I have a terminal, collective crush on professors.
I’m not proud of this, any more than my inability to parallel park or my affinity for embellished fleece sweatshirts marketed to eighty-year-old meemaws.
But God is granting me the serenity to accept things I cannot change. And perched atop this list are my academic affections.
Some would say this is straightforward. An only child grows up with literary parents, accompanying her incandescently intelligent mother to college and charming the elbow patches off every professor.
Surrounded by smiling adults, she misses the entire Power Rangers franchise but dreams of theses and microfiche.
Fantasizing of Vassar by age eleven and Princeton Seminary by thirteen, she wants to live where the wonderfolk wield words like lightsabers.
Academia feels like a warm bath.
But I tell you there’s more to it, more than I can explain.
The first time I went to a convocation, I felt I could die of joy. My hummingbird heart, an anxious pet, sang a dawn song.
It wasn’t the entrance hymn, “O For A Thousand Tongues To Sing.” It wasn’t the chancellor in his indigo-velvet cap and doily collar, although his literal orb and scepter made me weak and strong. It wasn’t the presence of so much earnestness, furnish me though it did with purpose and pleasure.

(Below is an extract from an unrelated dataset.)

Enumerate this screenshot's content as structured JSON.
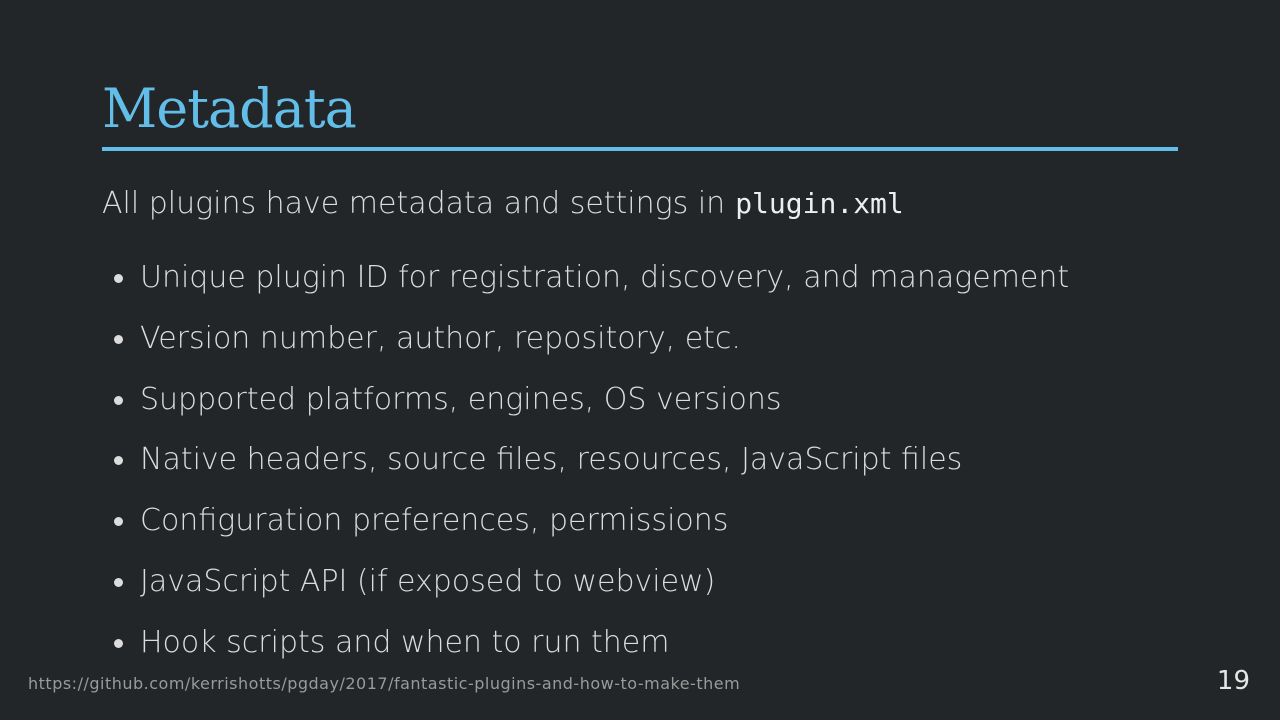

It was the bath.
Gathered here, where all the ideas collected like the sparkles in the snow globe or the syrup in the chocolate milk glass, I felt clean and courageous.
Actual classes and — o sweet mercy! — actual professors, elegant or encrusted, avuncular or angular, supportive or spike-collared — only fattened my infatuation. I was home from a snowy day. The reading and the writing and the grappling and the marveling kissed the flakes off my lashes, tucked me into fleece pajamas, and served me bowl after bowl of tomato soup.
All these years later, I’m slurping it still. This love affair is terminal. It will give me life all my life.
And when I come to the end of this semester, climbing the spiral staircase and plopping down at a lefty desk one last time, I know where I’ll be when the bell rings.
I’ll enter heaven through a warm bath.
In the film Titanic, Rose passes through death to find herself on the grand stairway of the great ship. I was always moved by the image that God would be so kind as to welcome her home through the place that felt like home, like magic, like mercy.
And when I open my eyes for the first time, I believe I’ll see creaky wood paneling and Gothic windows, well-trod steps and doors in need of a little paint. I’ll smell the ideas. I’ll see the ticklish tendrils of ivy.
I’ll be clean and courageous.
And this time, I’ll have time to major in everything.
Does your creative soul need more uplifting reads? Check out these pieces by the MockingOwl Roost contributors and staff.
- Sputter of Acclaim
- Positivity Corner: Writing Games
- Positivity Corner: Being Edited
- Adjectives Aren’t Everything
As Development Director at Tabby’s Place: a Cat Sanctuary, Angela Townsend bears witness to mercy for all beings. Angie has an M.Div. from Princeton Seminary and a B.A. from Vassar College. She has lived with Type 1 diabetes for 32 years, giggles with her mother every morning, and delights in the moon. She lives in lovely Pennsylvania with two shaggy seraphs disguised as cats.